Industry Sees Sharp Uptick in Prop 65 Notices, AHPA Warns

November 11, 2010

Proposition 65 notices served to supplement companies have approximately doubled this year, said presenters at an October American Herbal Products Association (AHPA; Silver Spring, MD) webcast.

Proposition 65 notices served to supplement companies have approximately doubled this year, said presenters at an October American Herbal Products Association (AHPA; Silver Spring, MD) webcast.

            Most notices have been filed by a single private plaintiff, an organization called the Environmental Research Center. More than 100 supplement companies had received 60-day notices in the four months preceding October 18, alleging that products may contain lead, and in some cases arsenic, while failing to provide warnings to consumers, said AHPA.

            AHPA president Michael McGuffin said that the number of notices filed in the last four months nearly equals the number of notices filed over the entire past decade.

 “We expect that this plaintiff will continue to be very active going forward,” said presenter Melissa Jones of Greenberg Traurig LLP.

            California’s Prop 65 is intended to protect consumers from chemicals known to cause cancer, birth defects, or other reproductive harm. It requires products that may contain such chemicals to carry warnings on their labels. More than 850 chemicals are currently on the Prop 65 list.

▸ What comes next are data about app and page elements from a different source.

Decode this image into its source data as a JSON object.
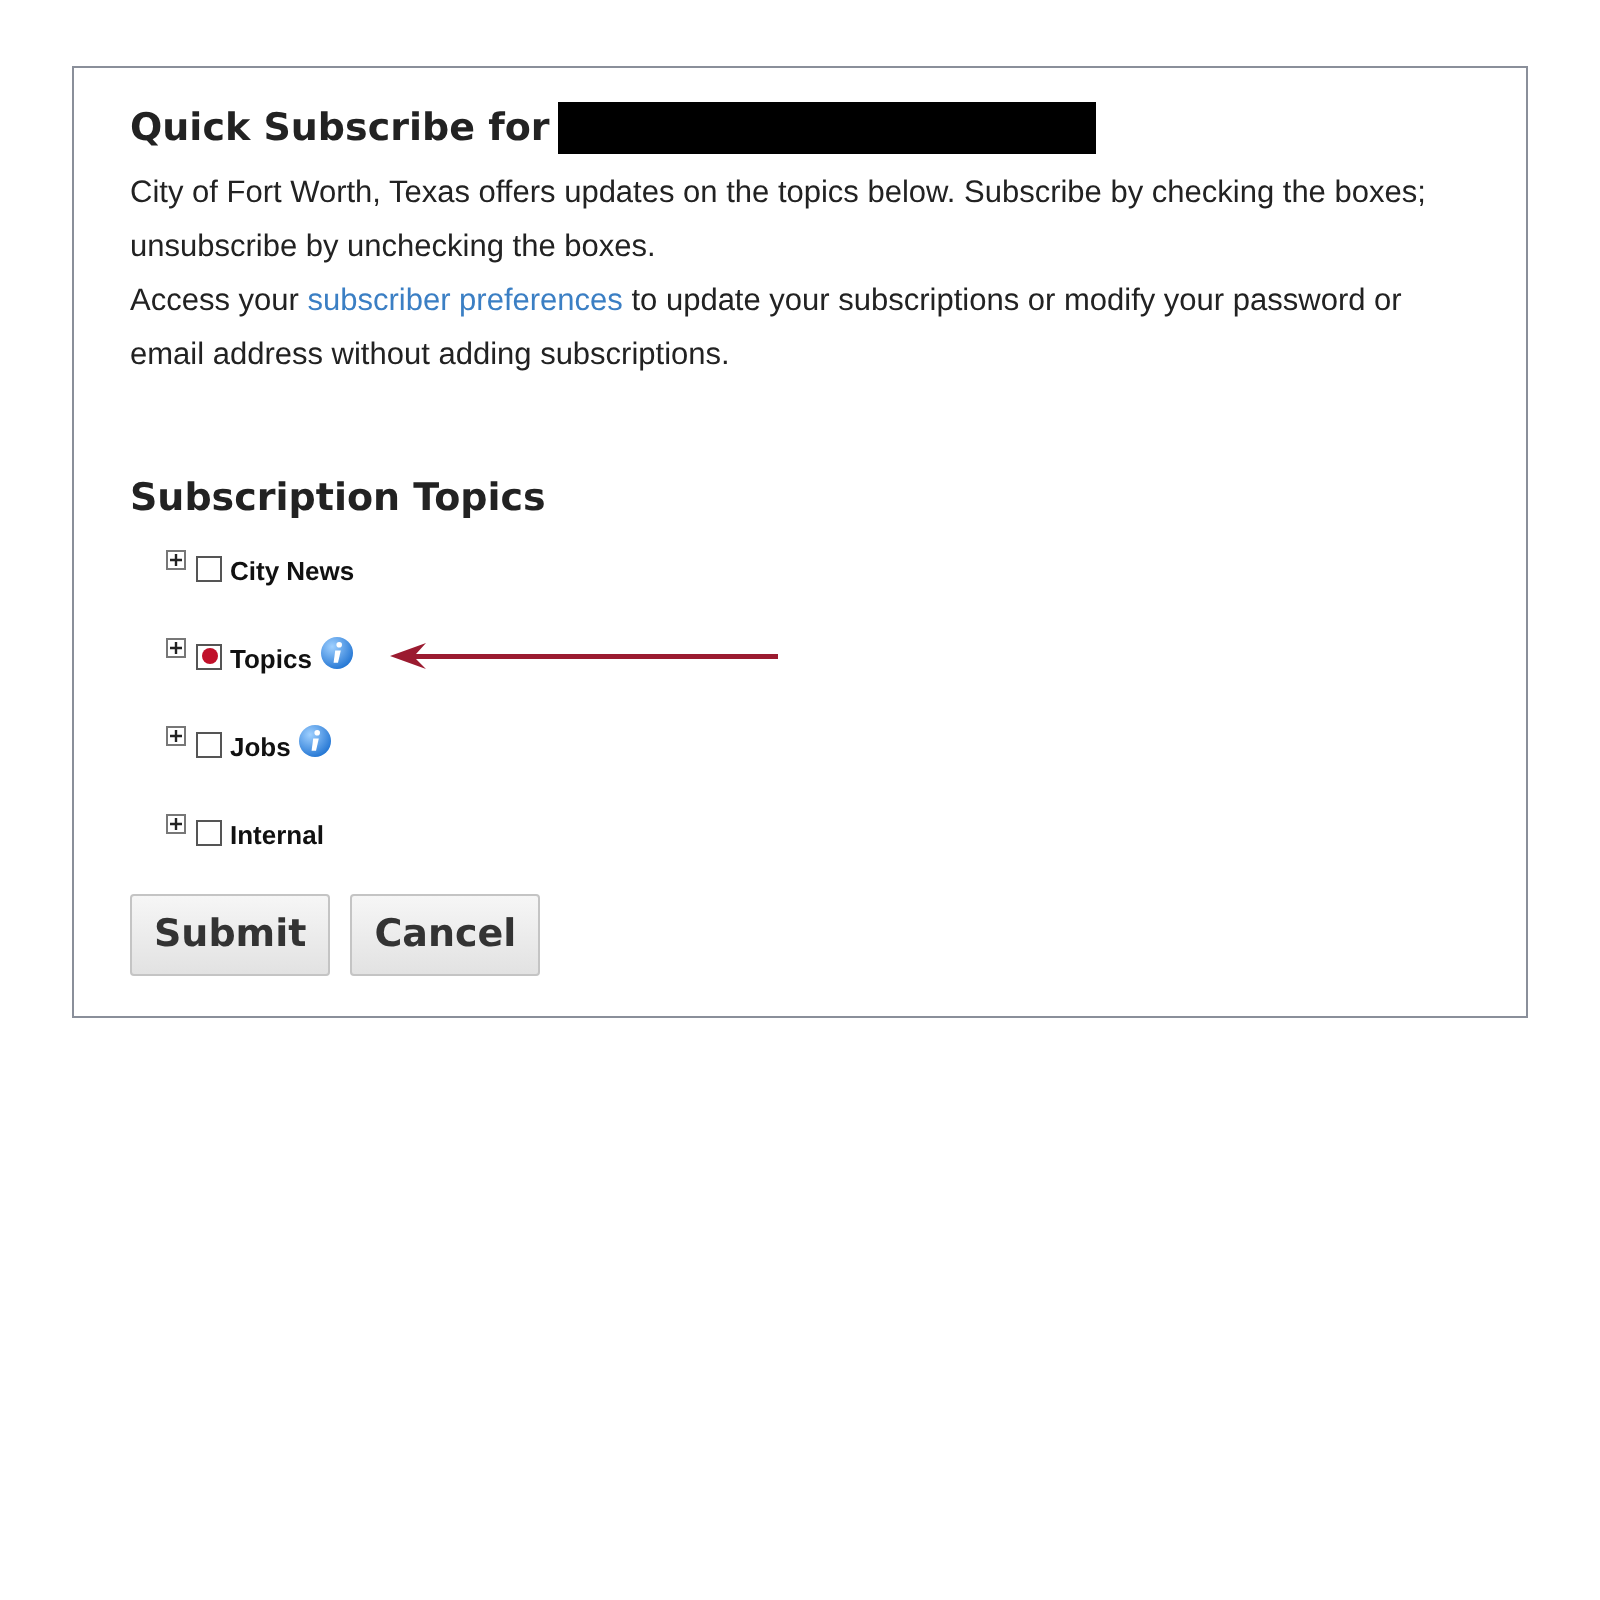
{
  "heading": {
    "text": "Quick Subscribe for",
    "redacted": true
  },
  "intro": "City of Fort Worth, Texas offers updates on the topics below. Subscribe by checking the boxes; unsubscribe by unchecking the boxes.",
  "access": {
    "before": "Access your",
    "link": "subscriber preferences",
    "after": "to update your subscriptions or modify your password or email address without adding subscriptions."
  },
  "topics_title": "Subscription Topics",
  "topics": [
    {
      "label": "City News",
      "checked": false,
      "info": false,
      "arrow": false
    },
    {
      "label": "Topics",
      "checked": true,
      "info": true,
      "arrow": true
    },
    {
      "label": "Jobs",
      "checked": false,
      "info": true,
      "arrow": false
    },
    {
      "label": "Internal",
      "checked": false,
      "info": false,
      "arrow": false
    }
  ],
  "buttons": [
    "Submit",
    "Cancel"
  ]
}
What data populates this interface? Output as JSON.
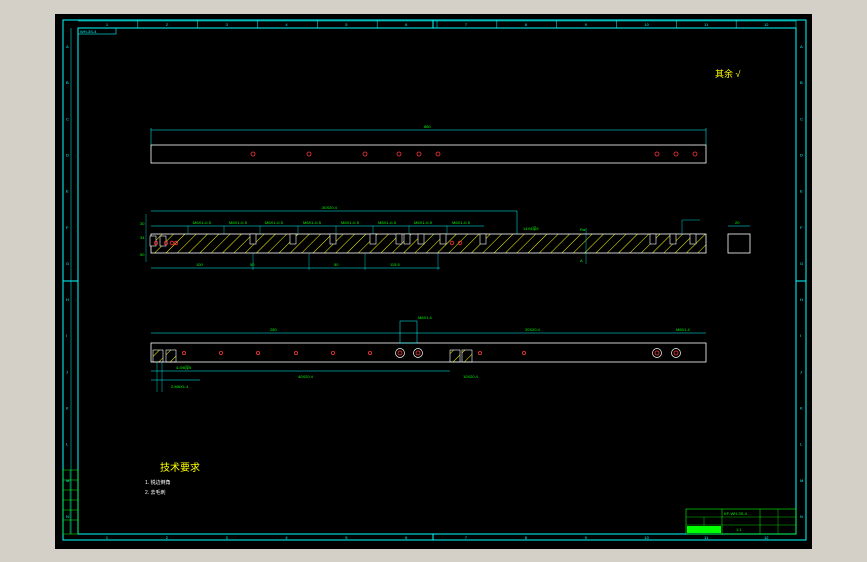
{
  "colors": {
    "background": "#000000",
    "frame": "#00ffff",
    "dimension": "#00ff00",
    "hatch": "#ffff00",
    "hole": "#ff3333",
    "title_block": "#00ff00",
    "outer": "#d4d0c8"
  },
  "drawing": {
    "corner_code": "WH-3S-4",
    "column_numbers": [
      "1",
      "2",
      "3",
      "4",
      "5",
      "6",
      "7",
      "8",
      "9",
      "10",
      "11",
      "12"
    ],
    "row_letters": [
      "A",
      "B",
      "C",
      "D",
      "E",
      "F",
      "G",
      "H",
      "I",
      "J",
      "K",
      "L",
      "M",
      "N"
    ],
    "roughness_note": "其余 √",
    "view1": {
      "overall_dim": "880"
    },
    "view2": {
      "thread_labels": [
        "M6X1.4↓5",
        "M6X1.4↓5",
        "M6X1.4↓5",
        "M6X1.4↓5",
        "M6X1.4↓5",
        "M6X1.4↓5",
        "M6X1.4↓5",
        "M6X1.4↓5"
      ],
      "top_dim": "30X20.4",
      "left_dims": [
        "30",
        "34",
        "50"
      ],
      "bottom_dims": [
        "100",
        "50",
        "50",
        "115.5"
      ],
      "right_note": "14X4深6",
      "side_dim": "20"
    },
    "view3": {
      "left_dim": "280",
      "right_dim": "20X20.4",
      "top_note": "M6X1.4",
      "right_note": "M6X1.4",
      "bottom_dims": [
        "4-Φ8深5",
        "40X20.4",
        "10X20.4",
        "2-M6X1.4"
      ]
    },
    "tech_requirements": {
      "title": "技术要求",
      "items": [
        "1. 锐边倒角",
        "2. 去毛刺"
      ]
    },
    "title_block": {
      "part_name": "KF-WH-3S-4",
      "scale": "1:1"
    }
  }
}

            McGuffin said that most filings have addressed large-format products, such as diet shakes, protein powders, and nutrition bars, for which there is a greater likelihood of finding higher levels of trace contaminants. However, he warned that notices have also been served to smaller-format products, such as capsules and tablets.

            To safeguard against Prop 65, companies should vigilantly test products for trace chemicals and use appropriate warnings labels, said the presenters. “You can’t be the second one to know how much lead is in your supplement. If the first one is a plaintiff, it’s going to cost you to be the second one to know,” McGuffin said.